THERE was praise for Labour leader Ed Miliband's conference speech from former Labour leader Neil Kinnock.
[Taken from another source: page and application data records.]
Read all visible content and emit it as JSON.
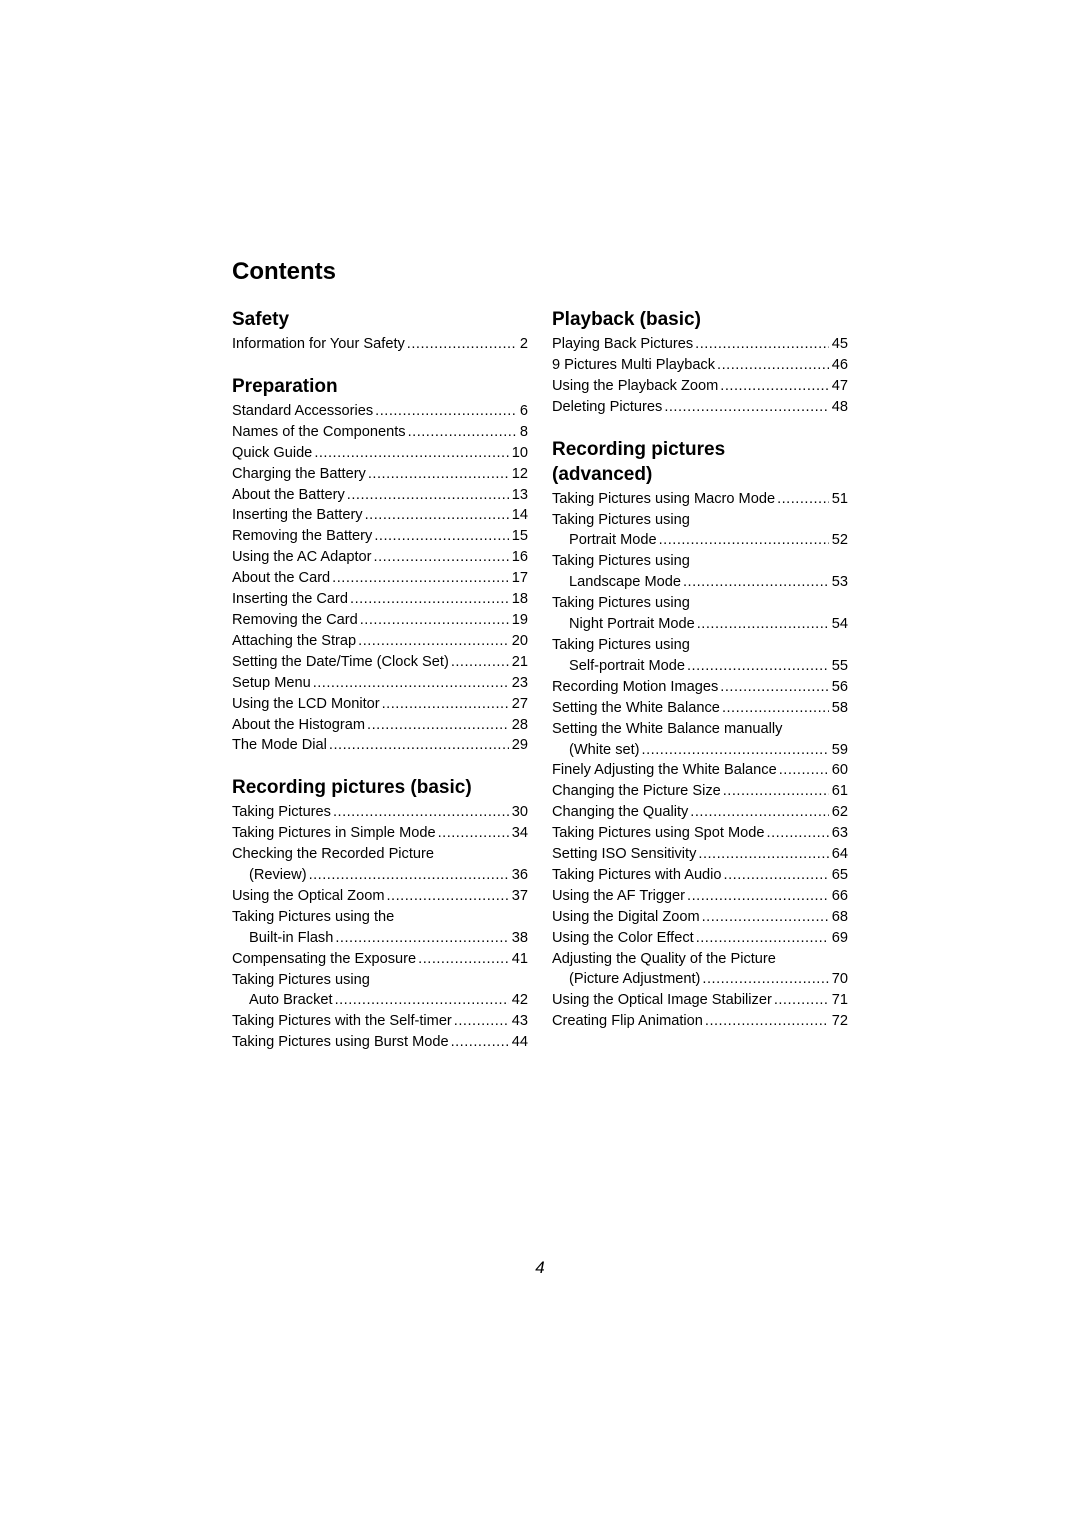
{
  "title": "Contents",
  "page_number": "4",
  "left_column": [
    {
      "heading": "Safety",
      "entries": [
        {
          "title": "Information for Your Safety",
          "page": "2"
        }
      ]
    },
    {
      "heading": "Preparation",
      "entries": [
        {
          "title": "Standard Accessories",
          "page": "6"
        },
        {
          "title": "Names of the Components",
          "page": "8"
        },
        {
          "title": "Quick Guide",
          "page": "10"
        },
        {
          "title": "Charging the Battery",
          "page": "12"
        },
        {
          "title": "About the Battery",
          "page": "13"
        },
        {
          "title": "Inserting the Battery",
          "page": "14"
        },
        {
          "title": "Removing the Battery",
          "page": "15"
        },
        {
          "title": "Using the AC Adaptor",
          "page": "16"
        },
        {
          "title": "About the Card",
          "page": "17"
        },
        {
          "title": "Inserting the Card",
          "page": "18"
        },
        {
          "title": "Removing the Card",
          "page": "19"
        },
        {
          "title": "Attaching the Strap",
          "page": "20"
        },
        {
          "title": "Setting the Date/Time (Clock Set)",
          "page": "21"
        },
        {
          "title": "Setup Menu",
          "page": "23"
        },
        {
          "title": "Using the LCD Monitor",
          "page": "27"
        },
        {
          "title": "About the Histogram",
          "page": "28"
        },
        {
          "title": "The Mode Dial",
          "page": "29"
        }
      ]
    },
    {
      "heading": "Recording pictures (basic)",
      "entries": [
        {
          "title": "Taking Pictures",
          "page": "30"
        },
        {
          "title": "Taking Pictures in Simple Mode",
          "page": "34"
        },
        {
          "title": "Checking the Recorded Picture",
          "continuation": "(Review)",
          "page": "36"
        },
        {
          "title": "Using the Optical Zoom",
          "page": "37"
        },
        {
          "title": "Taking Pictures using the",
          "continuation": "Built-in Flash",
          "page": "38"
        },
        {
          "title": "Compensating the Exposure",
          "page": "41"
        },
        {
          "title": "Taking Pictures using",
          "continuation": "Auto Bracket",
          "page": "42"
        },
        {
          "title": "Taking Pictures with the Self-timer",
          "page": "43"
        },
        {
          "title": "Taking Pictures using Burst Mode",
          "page": "44"
        }
      ]
    }
  ],
  "right_column": [
    {
      "heading": "Playback (basic)",
      "entries": [
        {
          "title": "Playing Back Pictures",
          "page": "45"
        },
        {
          "title": "9 Pictures Multi Playback",
          "page": "46"
        },
        {
          "title": "Using the Playback Zoom",
          "page": "47"
        },
        {
          "title": "Deleting Pictures",
          "page": "48"
        }
      ]
    },
    {
      "heading": "Recording pictures (advanced)",
      "entries": [
        {
          "title": "Taking Pictures using Macro Mode",
          "page": "51"
        },
        {
          "title": "Taking Pictures using",
          "continuation": "Portrait Mode",
          "page": "52"
        },
        {
          "title": "Taking Pictures using",
          "continuation": "Landscape Mode",
          "page": "53"
        },
        {
          "title": "Taking Pictures using",
          "continuation": "Night Portrait Mode",
          "page": "54"
        },
        {
          "title": "Taking Pictures using",
          "continuation": "Self-portrait Mode",
          "page": "55"
        },
        {
          "title": "Recording Motion Images",
          "page": "56"
        },
        {
          "title": "Setting the White Balance",
          "page": "58"
        },
        {
          "title": "Setting the White Balance manually",
          "continuation": "(White set)",
          "page": "59"
        },
        {
          "title": "Finely Adjusting the White Balance",
          "page": "60"
        },
        {
          "title": "Changing the Picture Size",
          "page": "61"
        },
        {
          "title": "Changing the Quality",
          "page": "62"
        },
        {
          "title": "Taking Pictures using Spot Mode",
          "page": "63"
        },
        {
          "title": "Setting ISO Sensitivity",
          "page": "64"
        },
        {
          "title": "Taking Pictures with Audio",
          "page": "65"
        },
        {
          "title": "Using the AF Trigger",
          "page": "66"
        },
        {
          "title": "Using the Digital Zoom",
          "page": "68"
        },
        {
          "title": "Using the Color Effect",
          "page": "69"
        },
        {
          "title": "Adjusting the Quality of the Picture",
          "continuation": "(Picture Adjustment)",
          "page": "70"
        },
        {
          "title": "Using the Optical Image Stabilizer",
          "page": "71"
        },
        {
          "title": "Creating Flip Animation",
          "page": "72"
        }
      ]
    }
  ]
}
The former Islwyn MP said: "It was brilliant in all respects... What he's doing is manifesting the strengths that made me want him to be leader and be one of the first to propose him.
"All the time his courage, his determination, his patriotism and his empathy, his ability to relate to people is coming through and it's all genuine.’’ Working without a script appeared to cause Mr Miliband to make one slip in his speech, when he included "competition’’ among the principles that should underpin the NHS.
It came as he was roundly condemning the coalition for increasing exactly that in their controversial reforms of the health service, which he pledged to repeal.
"The National Health Service is based on a whole different set of values that the British people love: not values of markets, money and exchange, but values of competition, care and co-operation,’’ he said.
Shadow business secretary Chuka Umunna said the speech was "quintessentially Ed’’.
Mr Umunna told BBC News: "This was what he was about, what he is about, and he was explaining what his values are and why we advocate what we do.’’ He denied Mr Miliband failed to outline any hard policies of what Labour would do in government, claiming the address was "rich in policy’’.
But Education Secretary Michael Gove seized on the speech as proof that Mr Miliband realised "the coalition is getting it right on vocational education and the last Labour government got it wrong’’.
Mr Gove said: "Ed Miliband wants a government which is getting every child to reach a good standard in maths and English by the age of 18, giving every child the chance to enjoy high quality work experience, making vocational qualifications more rigorous and giving business a bigger role providing apprenticeships.